Attorney Bruce Aydt, ABR, CRB, SRS, is a national real estate educator, a Missouri real estate broker, and past chair of the NAR Professional Standards Committee.
You can send him your ethics questions at firstname.lastname@example.org.
The California Association of REALTORS® is set to dramatically expand the publication of information about its members found in violation of the National Association of REALTORS®’ Code of Ethics. The NAR Board of Directors approved in May a five-year pilot program that includes publishing names and photos of the members and a summary of the violations on a website accessible only to association members. The statewide database is expected to be up and running in August.
While NAR policy allows for publication of the names of REALTORS® found in violation of the Code under limited circumstances, the California Association’s pilot program would apply to all COE cases imposing reprimands and fines.
Disciplinary action for violation of the Code includes both an educational and a punitive component. “Fundamental to fair and consistent Code enforcement is reasonable and judicious use of discipline, as both an educational device and as punishment. . . . Where violations are determined, the hearing process and resulting discipline educates members about their professional obligations and serves as a meaningful deterrent to future violations.” (Appendix VII to Part Four, Sanctioning Guidelines, Code of Ethics and Arbitration Manual.)

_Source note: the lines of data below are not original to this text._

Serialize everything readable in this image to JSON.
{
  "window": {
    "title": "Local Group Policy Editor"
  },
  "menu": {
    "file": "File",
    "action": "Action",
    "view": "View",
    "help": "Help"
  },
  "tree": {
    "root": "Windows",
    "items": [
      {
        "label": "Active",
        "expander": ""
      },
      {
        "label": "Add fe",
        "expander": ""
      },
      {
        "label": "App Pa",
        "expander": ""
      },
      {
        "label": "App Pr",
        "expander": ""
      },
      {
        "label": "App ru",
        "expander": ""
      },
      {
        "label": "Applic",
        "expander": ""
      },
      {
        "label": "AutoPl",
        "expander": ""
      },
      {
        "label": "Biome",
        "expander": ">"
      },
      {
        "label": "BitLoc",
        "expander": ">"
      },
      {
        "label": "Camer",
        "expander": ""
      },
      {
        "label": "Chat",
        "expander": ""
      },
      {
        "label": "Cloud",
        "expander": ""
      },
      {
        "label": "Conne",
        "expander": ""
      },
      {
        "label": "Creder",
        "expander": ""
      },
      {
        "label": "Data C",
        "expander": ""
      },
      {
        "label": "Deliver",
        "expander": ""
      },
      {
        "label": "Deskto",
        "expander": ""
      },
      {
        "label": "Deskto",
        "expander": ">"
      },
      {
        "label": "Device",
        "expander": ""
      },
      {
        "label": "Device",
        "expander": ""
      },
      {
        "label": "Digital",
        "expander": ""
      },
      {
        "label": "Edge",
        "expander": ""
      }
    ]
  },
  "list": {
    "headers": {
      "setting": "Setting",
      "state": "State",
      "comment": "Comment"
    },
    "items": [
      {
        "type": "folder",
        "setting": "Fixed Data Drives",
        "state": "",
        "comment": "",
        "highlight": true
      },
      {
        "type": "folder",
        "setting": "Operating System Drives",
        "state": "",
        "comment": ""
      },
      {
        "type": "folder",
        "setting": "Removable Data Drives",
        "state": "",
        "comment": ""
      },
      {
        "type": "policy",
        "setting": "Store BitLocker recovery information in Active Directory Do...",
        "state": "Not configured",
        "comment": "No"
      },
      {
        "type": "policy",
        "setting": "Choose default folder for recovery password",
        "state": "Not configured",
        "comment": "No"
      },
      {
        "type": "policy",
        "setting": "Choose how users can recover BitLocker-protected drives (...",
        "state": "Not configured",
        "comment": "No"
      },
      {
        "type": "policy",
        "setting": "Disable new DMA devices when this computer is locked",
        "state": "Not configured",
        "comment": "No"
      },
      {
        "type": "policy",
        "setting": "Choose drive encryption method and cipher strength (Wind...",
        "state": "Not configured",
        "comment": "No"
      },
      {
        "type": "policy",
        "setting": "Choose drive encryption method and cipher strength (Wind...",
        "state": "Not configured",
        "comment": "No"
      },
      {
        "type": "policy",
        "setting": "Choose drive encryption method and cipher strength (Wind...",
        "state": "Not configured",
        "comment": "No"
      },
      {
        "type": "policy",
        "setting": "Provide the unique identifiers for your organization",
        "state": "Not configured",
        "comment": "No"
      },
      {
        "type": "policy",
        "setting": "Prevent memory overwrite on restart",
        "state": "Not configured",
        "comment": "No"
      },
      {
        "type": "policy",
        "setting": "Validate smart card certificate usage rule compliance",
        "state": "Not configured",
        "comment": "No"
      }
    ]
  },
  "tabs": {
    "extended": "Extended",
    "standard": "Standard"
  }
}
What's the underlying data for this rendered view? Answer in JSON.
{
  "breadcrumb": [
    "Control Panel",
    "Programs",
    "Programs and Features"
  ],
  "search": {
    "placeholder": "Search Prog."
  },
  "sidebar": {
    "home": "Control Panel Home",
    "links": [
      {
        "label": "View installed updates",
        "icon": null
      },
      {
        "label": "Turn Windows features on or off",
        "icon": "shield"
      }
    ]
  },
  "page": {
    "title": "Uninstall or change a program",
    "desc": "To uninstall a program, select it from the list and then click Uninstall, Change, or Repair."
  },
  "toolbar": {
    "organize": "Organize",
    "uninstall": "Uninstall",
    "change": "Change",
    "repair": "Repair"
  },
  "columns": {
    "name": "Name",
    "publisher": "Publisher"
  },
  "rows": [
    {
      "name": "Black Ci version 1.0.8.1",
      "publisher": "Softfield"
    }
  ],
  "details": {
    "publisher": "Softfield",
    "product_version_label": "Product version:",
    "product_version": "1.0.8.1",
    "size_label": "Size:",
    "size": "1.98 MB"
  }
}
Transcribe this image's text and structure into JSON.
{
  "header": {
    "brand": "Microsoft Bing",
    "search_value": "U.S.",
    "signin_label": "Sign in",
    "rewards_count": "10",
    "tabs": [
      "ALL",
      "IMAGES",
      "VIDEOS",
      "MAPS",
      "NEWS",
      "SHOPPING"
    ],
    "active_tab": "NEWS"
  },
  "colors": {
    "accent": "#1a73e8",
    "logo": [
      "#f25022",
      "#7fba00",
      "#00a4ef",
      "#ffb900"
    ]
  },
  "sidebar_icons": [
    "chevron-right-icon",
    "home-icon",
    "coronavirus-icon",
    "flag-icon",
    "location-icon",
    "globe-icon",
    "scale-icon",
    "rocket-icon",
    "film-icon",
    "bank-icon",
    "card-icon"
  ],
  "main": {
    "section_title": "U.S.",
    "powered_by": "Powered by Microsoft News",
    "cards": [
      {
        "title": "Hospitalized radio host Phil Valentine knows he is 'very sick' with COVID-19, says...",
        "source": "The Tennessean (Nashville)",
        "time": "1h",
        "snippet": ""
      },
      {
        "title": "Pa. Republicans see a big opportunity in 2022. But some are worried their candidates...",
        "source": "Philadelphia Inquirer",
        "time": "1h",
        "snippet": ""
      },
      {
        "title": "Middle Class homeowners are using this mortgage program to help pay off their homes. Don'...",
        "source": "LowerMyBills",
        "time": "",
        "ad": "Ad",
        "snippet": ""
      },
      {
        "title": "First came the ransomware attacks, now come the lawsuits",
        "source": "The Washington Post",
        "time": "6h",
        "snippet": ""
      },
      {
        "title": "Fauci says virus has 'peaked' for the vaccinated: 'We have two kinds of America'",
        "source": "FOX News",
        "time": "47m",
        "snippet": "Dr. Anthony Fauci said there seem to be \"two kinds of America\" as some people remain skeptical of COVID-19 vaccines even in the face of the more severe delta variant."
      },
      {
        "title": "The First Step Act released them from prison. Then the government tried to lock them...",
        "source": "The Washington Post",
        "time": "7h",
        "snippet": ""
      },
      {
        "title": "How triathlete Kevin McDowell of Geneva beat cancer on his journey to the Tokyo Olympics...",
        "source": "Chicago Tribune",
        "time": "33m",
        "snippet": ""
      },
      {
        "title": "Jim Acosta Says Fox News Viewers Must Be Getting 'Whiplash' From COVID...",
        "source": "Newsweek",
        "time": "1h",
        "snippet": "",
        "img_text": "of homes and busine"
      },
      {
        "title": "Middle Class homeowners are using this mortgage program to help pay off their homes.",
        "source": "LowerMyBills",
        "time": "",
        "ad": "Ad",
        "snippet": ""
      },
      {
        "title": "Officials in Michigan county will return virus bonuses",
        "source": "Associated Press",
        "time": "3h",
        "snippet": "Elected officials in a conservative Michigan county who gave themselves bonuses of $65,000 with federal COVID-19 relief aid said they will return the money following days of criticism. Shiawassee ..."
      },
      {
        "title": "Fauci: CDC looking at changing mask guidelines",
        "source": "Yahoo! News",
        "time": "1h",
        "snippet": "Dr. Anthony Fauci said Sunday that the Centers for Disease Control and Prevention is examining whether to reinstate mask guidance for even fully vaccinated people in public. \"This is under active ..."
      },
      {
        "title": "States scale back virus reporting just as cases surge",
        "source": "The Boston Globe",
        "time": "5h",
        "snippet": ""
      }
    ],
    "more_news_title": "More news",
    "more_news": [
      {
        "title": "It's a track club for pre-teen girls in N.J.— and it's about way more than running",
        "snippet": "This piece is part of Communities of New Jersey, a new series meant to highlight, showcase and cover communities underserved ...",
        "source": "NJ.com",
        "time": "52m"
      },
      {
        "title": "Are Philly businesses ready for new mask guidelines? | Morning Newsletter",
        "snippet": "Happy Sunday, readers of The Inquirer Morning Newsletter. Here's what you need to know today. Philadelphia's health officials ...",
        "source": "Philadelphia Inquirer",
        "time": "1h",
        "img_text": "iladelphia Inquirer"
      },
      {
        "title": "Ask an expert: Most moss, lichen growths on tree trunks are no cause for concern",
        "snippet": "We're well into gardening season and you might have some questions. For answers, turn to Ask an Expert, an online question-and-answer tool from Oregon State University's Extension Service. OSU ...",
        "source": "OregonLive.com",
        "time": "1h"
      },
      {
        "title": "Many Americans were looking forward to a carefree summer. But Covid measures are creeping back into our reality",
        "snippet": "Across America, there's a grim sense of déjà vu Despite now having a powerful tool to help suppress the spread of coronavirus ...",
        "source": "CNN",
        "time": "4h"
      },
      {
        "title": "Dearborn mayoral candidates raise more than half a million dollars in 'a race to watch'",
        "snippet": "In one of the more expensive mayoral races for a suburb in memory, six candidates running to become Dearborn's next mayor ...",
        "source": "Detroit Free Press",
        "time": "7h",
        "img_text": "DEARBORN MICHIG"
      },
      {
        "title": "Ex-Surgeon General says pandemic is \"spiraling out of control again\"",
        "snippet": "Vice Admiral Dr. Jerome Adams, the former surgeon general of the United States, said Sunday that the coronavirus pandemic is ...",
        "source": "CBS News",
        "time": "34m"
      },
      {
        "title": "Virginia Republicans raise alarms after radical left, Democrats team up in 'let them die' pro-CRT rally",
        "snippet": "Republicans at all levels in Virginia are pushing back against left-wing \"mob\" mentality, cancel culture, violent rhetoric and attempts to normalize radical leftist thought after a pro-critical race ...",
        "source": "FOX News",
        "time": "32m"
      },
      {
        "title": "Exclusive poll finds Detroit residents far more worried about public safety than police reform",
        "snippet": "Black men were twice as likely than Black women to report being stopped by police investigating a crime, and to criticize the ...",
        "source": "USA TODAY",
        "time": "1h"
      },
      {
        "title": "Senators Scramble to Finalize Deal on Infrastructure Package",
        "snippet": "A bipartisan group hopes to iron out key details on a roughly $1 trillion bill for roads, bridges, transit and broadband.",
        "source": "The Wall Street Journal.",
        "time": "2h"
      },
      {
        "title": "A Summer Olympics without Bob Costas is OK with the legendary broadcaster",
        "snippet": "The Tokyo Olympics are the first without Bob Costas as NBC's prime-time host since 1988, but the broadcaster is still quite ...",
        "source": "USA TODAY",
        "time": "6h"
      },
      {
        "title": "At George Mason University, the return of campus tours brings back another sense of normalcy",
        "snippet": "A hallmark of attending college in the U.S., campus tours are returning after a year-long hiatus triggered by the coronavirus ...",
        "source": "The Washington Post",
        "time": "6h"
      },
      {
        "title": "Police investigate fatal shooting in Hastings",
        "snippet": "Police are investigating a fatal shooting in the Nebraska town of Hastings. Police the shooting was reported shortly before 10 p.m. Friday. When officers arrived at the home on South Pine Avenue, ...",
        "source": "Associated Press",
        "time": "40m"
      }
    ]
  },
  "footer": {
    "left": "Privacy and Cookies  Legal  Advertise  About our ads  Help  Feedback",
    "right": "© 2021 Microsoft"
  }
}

Under the current policy, ethics cases are considered confidential and are not published to the general membership except in cases of suspension or expulsion from membership.
An optional procedure that local or state associations can adopt allows for publication of the names of persons found in violation of the Code twice within the previous three years. Under these circumstances, the name of the violator, along with additional limited information, may be published only in the association’s official publication.
The pilot program approved for the California Association of REALTORS® expands both the types of cases that can be published and the nature of information that is to be published. The pilot program is the result of extensive research by an Ethics and Professionalism Task Force of the California Association.
All disciplinary actions to be published will be submitted to the California Association via special software called Ethics Check, designed for local associations to report cases to the state association, which will then create the summaries and review the information to be published.
The pilot program requires reporting of all disciplinary actions, with few exceptions, regardless of how many violations have occurred in the past three years.
Among the actions that will be published are letters of reprimand, fines, suspensions, and expulsions. Warning letters and discipline requiring only education will not be published (unless the education is not completed in the time given).
In addition to the name and photo of the member found in violation, publication will include a brief summary of the case (names other than that of the respondent will be removed), a short statement of the Articles of the Code violated along with any Standards of Practice considered, the effective date of the imposed discipline, and any rationale stated by the hearing panel in mitigation or aggravation of the discipline.
The name of the respondent’s brokerage will not be published. However, the name of the responsible broker will be published if the broker is also found in violation. A key requirement is that the decision and content of publication must be approved by legal counsel for the local and/or state association.
The Professional Standards Committee and staff of NAR will communicate regularly with the California Association of REALTORS® about the status and progress of the program. Depending on the effectiveness of the pilot program, California’s bold initiative could be expanded to allow other state and local associations to voluntarily adopt a similar publication program.